Work to complete: The records below must be copied in full, exactly as they read.

[Data entries]
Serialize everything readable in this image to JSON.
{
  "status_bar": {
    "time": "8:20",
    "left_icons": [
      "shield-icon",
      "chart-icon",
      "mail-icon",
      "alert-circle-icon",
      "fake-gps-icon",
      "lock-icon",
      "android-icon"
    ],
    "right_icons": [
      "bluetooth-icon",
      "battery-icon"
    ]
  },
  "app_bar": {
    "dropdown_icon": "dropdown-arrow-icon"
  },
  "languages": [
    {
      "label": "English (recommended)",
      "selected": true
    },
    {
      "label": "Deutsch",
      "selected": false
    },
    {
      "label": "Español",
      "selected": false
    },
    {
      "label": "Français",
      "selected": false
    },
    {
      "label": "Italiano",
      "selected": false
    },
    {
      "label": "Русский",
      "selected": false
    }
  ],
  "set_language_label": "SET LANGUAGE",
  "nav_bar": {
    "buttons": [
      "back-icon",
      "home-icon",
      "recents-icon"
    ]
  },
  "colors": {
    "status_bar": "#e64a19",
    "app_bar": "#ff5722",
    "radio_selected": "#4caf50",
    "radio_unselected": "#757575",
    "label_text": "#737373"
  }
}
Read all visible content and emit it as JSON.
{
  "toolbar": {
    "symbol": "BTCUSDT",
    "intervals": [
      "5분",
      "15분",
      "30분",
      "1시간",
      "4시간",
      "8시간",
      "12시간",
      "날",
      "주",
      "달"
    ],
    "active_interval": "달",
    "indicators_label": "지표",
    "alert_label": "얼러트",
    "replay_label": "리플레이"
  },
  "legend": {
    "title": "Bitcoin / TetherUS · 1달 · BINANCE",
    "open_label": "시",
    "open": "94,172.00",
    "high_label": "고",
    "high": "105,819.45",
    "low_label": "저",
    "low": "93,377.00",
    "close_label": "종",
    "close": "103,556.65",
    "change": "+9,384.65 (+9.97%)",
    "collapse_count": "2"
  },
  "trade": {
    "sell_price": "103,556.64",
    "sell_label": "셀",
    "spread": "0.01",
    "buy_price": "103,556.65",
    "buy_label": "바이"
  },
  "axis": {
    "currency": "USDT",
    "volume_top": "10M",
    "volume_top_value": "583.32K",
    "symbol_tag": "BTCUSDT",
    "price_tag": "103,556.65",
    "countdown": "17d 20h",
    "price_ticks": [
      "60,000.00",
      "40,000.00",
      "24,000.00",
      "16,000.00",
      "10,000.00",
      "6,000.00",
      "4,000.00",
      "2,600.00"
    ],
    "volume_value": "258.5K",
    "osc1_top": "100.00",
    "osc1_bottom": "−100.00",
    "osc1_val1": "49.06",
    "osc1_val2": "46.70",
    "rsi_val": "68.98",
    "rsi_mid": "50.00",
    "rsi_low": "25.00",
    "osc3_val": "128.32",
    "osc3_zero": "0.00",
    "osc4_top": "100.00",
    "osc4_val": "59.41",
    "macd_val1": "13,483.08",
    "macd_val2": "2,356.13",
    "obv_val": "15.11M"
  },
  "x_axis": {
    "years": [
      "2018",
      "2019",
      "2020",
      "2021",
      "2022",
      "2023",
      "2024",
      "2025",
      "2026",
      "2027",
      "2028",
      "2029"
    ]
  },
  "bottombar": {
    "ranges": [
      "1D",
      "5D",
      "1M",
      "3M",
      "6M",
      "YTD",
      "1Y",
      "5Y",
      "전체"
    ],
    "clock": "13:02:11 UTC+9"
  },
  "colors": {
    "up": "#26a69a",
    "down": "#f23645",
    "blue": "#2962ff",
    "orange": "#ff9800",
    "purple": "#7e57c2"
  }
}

Output for this exercise:
Serialize everything readable in this image to JSON.
{
  "status_bar": {
    "time": "8:20",
    "left_icons": [
      "shield-icon",
      "chart-icon",
      "mail-icon",
      "alert-circle-icon",
      "fake-gps-icon",
      "lock-icon",
      "android-icon"
    ],
    "right_icons": [
      "bluetooth-icon",
      "battery-icon"
    ]
  },
  "app_bar": {
    "dropdown_icon": "dropdown-arrow-icon"
  },
  "languages": [
    {
      "label": "English (recommended)",
      "selected": true
    },
    {
      "label": "Deutsch",
      "selected": false
    },
    {
      "label": "Español",
      "selected": false
    },
    {
      "label": "Français",
      "selected": false
    },
    {
      "label": "Italiano",
      "selected": false
    },
    {
      "label": "Русский",
      "selected": false
    }
  ],
  "set_language_label": "SET LANGUAGE",
  "nav_bar": {
    "buttons": [
      "back-icon",
      "home-icon",
      "recents-icon"
    ]
  },
  "colors": {
    "status_bar": "#e64a19",
    "app_bar": "#ff5722",
    "radio_selected": "#4caf50",
    "radio_unselected": "#757575",
    "label_text": "#737373"
  }
}
Read all visible content and emit it as JSON.
{
  "toolbar": {
    "symbol": "BTCUSDT",
    "intervals": [
      "5분",
      "15분",
      "30분",
      "1시간",
      "4시간",
      "8시간",
      "12시간",
      "날",
      "주",
      "달"
    ],
    "active_interval": "달",
    "indicators_label": "지표",
    "alert_label": "얼러트",
    "replay_label": "리플레이"
  },
  "legend": {
    "title": "Bitcoin / TetherUS · 1달 · BINANCE",
    "open_label": "시",
    "open": "94,172.00",
    "high_label": "고",
    "high": "105,819.45",
    "low_label": "저",
    "low": "93,377.00",
    "close_label": "종",
    "close": "103,556.65",
    "change": "+9,384.65 (+9.97%)",
    "collapse_count": "2"
  },
  "trade": {
    "sell_price": "103,556.64",
    "sell_label": "셀",
    "spread": "0.01",
    "buy_price": "103,556.65",
    "buy_label": "바이"
  },
  "axis": {
    "currency": "USDT",
    "volume_top": "10M",
    "volume_top_value": "583.32K",
    "symbol_tag": "BTCUSDT",
    "price_tag": "103,556.65",
    "countdown": "17d 20h",
    "price_ticks": [
      "60,000.00",
      "40,000.00",
      "24,000.00",
      "16,000.00",
      "10,000.00",
      "6,000.00",
      "4,000.00",
      "2,600.00"
    ],
    "volume_value": "258.5K",
    "osc1_top": "100.00",
    "osc1_bottom": "−100.00",
    "osc1_val1": "49.06",
    "osc1_val2": "46.70",
    "rsi_val": "68.98",
    "rsi_mid": "50.00",
    "rsi_low": "25.00",
    "osc3_val": "128.32",
    "osc3_zero": "0.00",
    "osc4_top": "100.00",
    "osc4_val": "59.41",
    "macd_val1": "13,483.08",
    "macd_val2": "2,356.13",
    "obv_val": "15.11M"
  },
  "x_axis": {
    "years": [
      "2018",
      "2019",
      "2020",
      "2021",
      "2022",
      "2023",
      "2024",
      "2025",
      "2026",
      "2027",
      "2028",
      "2029"
    ]
  },
  "bottombar": {
    "ranges": [
      "1D",
      "5D",
      "1M",
      "3M",
      "6M",
      "YTD",
      "1Y",
      "5Y",
      "전체"
    ],
    "clock": "13:02:11 UTC+9"
  },
  "colors": {
    "up": "#26a69a",
    "down": "#f23645",
    "blue": "#2962ff",
    "orange": "#ff9800",
    "purple": "#7e57c2"
  }
}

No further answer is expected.